5. How can I minimize wear and tear, specifically scratches on my floor?

No wood floor is immune to standard wear and tear, including scratches. Selecting one of the harder wood species will minimize this a lot, but there are other things you can do to help, including the grade, finish, and textures. The more broken up the surface of the floor is, the less noticeable any wear and tear will be. This can be achieved by choosing a more character grade floor, or by adding a wire brushed texture to the face of the planks.

The color you choose will also impact this; a very dark floor will tend to show scratches a lot more than a neutral color. Remember that if you get a deep scratch, the natural color of the wood will show, so the closer in color the floor is to the wood the less they will show.

The type of finish you use will also make a difference. Some are designed for high-traffic areas and are often used in busy public places like museums and airports.

Placing rugs at door entries and high traffic areas can also help.

6. Is prefinished or unfinished the right choice for me?

With a prefinished wood floor, all the sanding and finishing are done off-site, keeping the smells and mess out of the building. With an unfinished wood floor, the floor is laid, then sanded, and finished directly in the room. One of the main differences between prefinished and unfinished is the bevel. With a prefinished wood floor, you must have a micro bevel on the sides of the boards to accommodate for any slight differences in the slab, as it isn't being sanded on site.

With a prefinished wood floor, the finishing is done by machines and is more controlled. With a site-finished floor, the finishing is done by hand and reflects the skill of the finisher. Some finishes and techniques are only possible when done on-site and vice versa.

Another difference is with a prefinished hardwood floor, you should be able to walk on your new floors almost immediately after they’re installed.

7. Do we need to order additional material?
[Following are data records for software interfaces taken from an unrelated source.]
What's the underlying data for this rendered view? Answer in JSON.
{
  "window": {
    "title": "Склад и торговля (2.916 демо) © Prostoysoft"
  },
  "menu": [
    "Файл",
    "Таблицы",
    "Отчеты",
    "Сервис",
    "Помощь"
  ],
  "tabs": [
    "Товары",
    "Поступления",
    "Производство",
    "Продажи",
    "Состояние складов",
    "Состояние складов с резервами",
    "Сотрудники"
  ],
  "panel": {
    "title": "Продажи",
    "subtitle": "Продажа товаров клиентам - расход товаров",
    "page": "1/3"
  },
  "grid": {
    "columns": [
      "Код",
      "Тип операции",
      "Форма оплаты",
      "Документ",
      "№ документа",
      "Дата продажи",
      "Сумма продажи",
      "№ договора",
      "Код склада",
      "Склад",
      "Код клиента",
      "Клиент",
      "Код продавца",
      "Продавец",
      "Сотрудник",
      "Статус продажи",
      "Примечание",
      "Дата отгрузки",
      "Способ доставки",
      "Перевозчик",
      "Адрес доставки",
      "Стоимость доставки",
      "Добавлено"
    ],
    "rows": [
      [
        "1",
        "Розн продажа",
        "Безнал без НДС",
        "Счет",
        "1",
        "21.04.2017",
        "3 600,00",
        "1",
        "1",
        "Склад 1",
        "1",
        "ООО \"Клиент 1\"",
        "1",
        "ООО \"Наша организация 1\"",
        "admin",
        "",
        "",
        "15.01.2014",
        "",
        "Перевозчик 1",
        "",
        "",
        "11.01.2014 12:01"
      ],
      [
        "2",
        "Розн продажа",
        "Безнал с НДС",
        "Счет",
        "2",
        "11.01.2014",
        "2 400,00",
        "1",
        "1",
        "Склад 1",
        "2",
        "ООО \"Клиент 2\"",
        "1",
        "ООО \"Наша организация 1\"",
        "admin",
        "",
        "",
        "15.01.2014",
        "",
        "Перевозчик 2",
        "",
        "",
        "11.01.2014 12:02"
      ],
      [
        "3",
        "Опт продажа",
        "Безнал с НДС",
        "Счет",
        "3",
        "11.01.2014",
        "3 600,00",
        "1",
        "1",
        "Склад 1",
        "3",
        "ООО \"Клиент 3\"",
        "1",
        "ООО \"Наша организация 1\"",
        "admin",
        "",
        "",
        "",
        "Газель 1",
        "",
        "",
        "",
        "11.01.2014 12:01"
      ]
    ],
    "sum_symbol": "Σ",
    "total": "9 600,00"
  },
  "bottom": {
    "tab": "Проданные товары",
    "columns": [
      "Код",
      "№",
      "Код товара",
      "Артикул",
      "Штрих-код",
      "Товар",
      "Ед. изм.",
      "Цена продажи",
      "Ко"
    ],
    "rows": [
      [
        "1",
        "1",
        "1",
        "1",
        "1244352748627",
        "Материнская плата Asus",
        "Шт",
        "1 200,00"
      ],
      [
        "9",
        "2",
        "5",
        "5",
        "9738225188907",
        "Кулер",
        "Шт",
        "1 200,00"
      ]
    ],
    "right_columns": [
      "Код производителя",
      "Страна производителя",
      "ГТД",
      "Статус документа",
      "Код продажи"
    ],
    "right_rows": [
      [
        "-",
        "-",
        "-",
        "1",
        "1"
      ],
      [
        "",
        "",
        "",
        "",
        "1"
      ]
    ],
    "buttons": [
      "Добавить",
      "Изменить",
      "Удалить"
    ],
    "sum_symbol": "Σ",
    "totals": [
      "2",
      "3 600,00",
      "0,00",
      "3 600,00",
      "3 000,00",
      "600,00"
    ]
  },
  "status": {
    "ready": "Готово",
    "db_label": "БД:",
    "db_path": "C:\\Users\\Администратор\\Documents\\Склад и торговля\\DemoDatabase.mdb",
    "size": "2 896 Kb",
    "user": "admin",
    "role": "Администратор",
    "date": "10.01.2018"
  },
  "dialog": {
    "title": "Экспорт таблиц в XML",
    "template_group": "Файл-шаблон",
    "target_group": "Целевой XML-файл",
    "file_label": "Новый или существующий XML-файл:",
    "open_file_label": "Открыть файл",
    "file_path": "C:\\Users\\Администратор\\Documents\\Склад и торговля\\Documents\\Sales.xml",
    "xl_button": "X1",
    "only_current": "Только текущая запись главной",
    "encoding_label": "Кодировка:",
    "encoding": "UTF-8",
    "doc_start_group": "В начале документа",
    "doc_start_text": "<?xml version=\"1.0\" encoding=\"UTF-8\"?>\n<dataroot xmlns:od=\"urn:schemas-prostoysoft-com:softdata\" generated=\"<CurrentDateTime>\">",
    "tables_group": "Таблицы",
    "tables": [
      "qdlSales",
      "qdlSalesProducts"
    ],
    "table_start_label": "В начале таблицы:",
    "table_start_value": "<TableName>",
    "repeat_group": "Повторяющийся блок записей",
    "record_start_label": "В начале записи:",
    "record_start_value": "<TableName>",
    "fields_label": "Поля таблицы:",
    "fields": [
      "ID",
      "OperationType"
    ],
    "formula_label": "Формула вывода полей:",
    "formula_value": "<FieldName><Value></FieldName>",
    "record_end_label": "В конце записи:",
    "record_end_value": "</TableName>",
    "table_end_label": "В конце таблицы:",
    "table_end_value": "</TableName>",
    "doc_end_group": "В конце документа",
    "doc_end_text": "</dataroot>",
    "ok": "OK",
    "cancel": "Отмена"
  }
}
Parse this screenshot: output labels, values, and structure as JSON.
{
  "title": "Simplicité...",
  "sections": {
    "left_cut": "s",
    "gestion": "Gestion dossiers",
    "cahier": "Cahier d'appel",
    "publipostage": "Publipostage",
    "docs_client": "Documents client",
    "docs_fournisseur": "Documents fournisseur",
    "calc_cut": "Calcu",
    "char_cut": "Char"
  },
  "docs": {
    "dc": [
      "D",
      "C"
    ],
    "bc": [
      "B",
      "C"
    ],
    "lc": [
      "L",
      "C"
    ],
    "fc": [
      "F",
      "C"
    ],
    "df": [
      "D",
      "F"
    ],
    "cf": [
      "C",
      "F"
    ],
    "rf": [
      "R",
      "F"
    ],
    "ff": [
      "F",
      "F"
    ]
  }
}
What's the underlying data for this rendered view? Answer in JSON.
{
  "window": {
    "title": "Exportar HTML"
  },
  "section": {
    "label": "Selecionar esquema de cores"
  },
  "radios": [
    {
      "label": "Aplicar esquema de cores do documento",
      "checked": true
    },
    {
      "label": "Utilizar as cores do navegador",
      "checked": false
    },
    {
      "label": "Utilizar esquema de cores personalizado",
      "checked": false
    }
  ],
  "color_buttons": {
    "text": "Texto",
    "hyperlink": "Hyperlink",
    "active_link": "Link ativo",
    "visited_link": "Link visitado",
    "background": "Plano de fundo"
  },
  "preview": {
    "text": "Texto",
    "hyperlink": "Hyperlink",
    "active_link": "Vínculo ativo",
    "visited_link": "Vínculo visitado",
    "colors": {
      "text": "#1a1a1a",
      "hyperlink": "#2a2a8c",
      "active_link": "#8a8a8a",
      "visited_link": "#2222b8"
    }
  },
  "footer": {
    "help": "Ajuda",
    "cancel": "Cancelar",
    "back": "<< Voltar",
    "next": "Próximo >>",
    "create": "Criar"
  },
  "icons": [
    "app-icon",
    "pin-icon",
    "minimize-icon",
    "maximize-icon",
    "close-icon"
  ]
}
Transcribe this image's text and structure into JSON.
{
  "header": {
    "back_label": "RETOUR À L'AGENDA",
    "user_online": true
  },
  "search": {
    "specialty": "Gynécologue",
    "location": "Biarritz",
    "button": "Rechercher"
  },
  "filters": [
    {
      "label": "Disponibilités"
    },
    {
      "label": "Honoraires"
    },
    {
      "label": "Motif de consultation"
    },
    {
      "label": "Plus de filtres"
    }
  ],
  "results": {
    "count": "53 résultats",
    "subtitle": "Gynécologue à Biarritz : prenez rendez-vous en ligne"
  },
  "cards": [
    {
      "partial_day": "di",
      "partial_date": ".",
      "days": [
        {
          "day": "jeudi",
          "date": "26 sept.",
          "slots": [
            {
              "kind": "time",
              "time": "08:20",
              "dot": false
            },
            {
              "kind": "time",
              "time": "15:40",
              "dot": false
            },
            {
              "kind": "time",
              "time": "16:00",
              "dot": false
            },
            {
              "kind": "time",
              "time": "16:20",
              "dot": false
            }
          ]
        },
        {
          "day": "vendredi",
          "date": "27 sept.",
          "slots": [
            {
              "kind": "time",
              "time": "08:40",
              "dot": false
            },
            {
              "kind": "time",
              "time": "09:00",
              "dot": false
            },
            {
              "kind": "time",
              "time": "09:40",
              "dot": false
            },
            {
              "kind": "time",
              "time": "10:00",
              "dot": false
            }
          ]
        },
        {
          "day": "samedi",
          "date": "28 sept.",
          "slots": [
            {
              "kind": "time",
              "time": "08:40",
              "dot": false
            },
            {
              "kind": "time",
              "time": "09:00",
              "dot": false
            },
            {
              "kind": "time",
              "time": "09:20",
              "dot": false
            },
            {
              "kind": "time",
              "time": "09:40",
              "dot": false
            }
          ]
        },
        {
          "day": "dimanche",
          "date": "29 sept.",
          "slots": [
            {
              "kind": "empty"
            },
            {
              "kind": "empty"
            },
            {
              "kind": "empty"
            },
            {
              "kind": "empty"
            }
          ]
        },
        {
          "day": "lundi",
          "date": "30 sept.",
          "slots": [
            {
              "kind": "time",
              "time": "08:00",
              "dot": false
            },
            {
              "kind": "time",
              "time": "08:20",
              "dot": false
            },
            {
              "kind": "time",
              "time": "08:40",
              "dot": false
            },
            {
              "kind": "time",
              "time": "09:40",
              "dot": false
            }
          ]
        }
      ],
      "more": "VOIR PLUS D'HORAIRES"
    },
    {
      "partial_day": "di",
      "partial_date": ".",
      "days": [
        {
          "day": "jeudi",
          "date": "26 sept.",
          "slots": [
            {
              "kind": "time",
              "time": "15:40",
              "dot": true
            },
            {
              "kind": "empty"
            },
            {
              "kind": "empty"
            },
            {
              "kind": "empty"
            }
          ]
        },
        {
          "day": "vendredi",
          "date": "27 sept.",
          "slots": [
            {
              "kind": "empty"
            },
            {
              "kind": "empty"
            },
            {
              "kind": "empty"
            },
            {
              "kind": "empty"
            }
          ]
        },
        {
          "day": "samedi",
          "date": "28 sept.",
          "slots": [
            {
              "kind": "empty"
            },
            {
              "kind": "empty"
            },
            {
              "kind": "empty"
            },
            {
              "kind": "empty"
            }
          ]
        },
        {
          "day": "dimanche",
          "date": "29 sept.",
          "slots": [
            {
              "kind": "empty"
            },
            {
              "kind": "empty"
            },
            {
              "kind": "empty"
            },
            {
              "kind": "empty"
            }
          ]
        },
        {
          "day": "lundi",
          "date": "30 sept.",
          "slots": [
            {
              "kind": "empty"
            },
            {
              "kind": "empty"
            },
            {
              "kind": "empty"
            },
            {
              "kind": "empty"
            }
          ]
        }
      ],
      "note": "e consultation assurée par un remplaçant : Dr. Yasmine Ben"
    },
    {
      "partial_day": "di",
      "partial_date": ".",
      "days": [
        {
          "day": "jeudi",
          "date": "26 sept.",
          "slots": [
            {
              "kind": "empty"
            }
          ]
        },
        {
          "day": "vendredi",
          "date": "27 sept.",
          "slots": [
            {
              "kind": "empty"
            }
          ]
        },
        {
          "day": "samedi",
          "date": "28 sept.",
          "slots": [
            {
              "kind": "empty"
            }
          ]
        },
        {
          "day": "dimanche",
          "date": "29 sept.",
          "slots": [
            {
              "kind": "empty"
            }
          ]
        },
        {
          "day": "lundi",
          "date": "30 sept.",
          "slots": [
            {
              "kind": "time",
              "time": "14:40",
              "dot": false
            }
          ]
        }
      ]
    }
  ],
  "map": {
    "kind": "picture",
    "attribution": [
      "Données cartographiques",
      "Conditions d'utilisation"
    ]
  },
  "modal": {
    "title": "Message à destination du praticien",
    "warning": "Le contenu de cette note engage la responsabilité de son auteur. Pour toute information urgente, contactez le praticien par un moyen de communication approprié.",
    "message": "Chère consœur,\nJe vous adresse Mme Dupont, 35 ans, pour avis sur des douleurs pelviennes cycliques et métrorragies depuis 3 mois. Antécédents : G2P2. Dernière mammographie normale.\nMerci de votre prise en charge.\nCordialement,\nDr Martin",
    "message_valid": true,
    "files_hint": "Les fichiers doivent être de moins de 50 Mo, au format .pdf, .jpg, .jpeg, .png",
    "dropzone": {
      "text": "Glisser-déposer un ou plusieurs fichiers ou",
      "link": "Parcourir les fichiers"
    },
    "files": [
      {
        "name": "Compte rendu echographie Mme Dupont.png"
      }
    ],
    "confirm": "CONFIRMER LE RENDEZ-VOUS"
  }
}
As a general rule, you should plan to order 10% more material than is needed to complete the installation. The material will be cut to your exact space so you may find that you require more material than originally thought. If you have a space with stairs or a fireplace to workaround, you may have to order a little more than 10% extra material – and the same can be said for custom patterned floors like herringbone or chevron.

8. How do I clean my new hardwood floors?

Maintaining your new wood floor is a breeze. To keep your floor looking good as new you should sweep regularly and dust mop or vacuum the floor when necessary. Always avoid using a wet mop or any type of steam or harsh chemicals as this can damage the finish, stain, and possibly even the wood of your floors. If your floor begins to dull, use a floor cleaning that is compatible with your wood floor finish. You can also use rugs at door entries and high traffic areas to minimize dirt and other debris from getting on your floors.

We hope you've enjoyed reading and learning with us! As always, if you have any questions or concerns feel free to reach out to us by emailing or calling (210) 298-9663.

What you need to know before buying an engineered wood floor.
Let us discuss how an engineered wood floor is made and what areas you need to check for to make sure you are getting a high-quality engineered wood floor.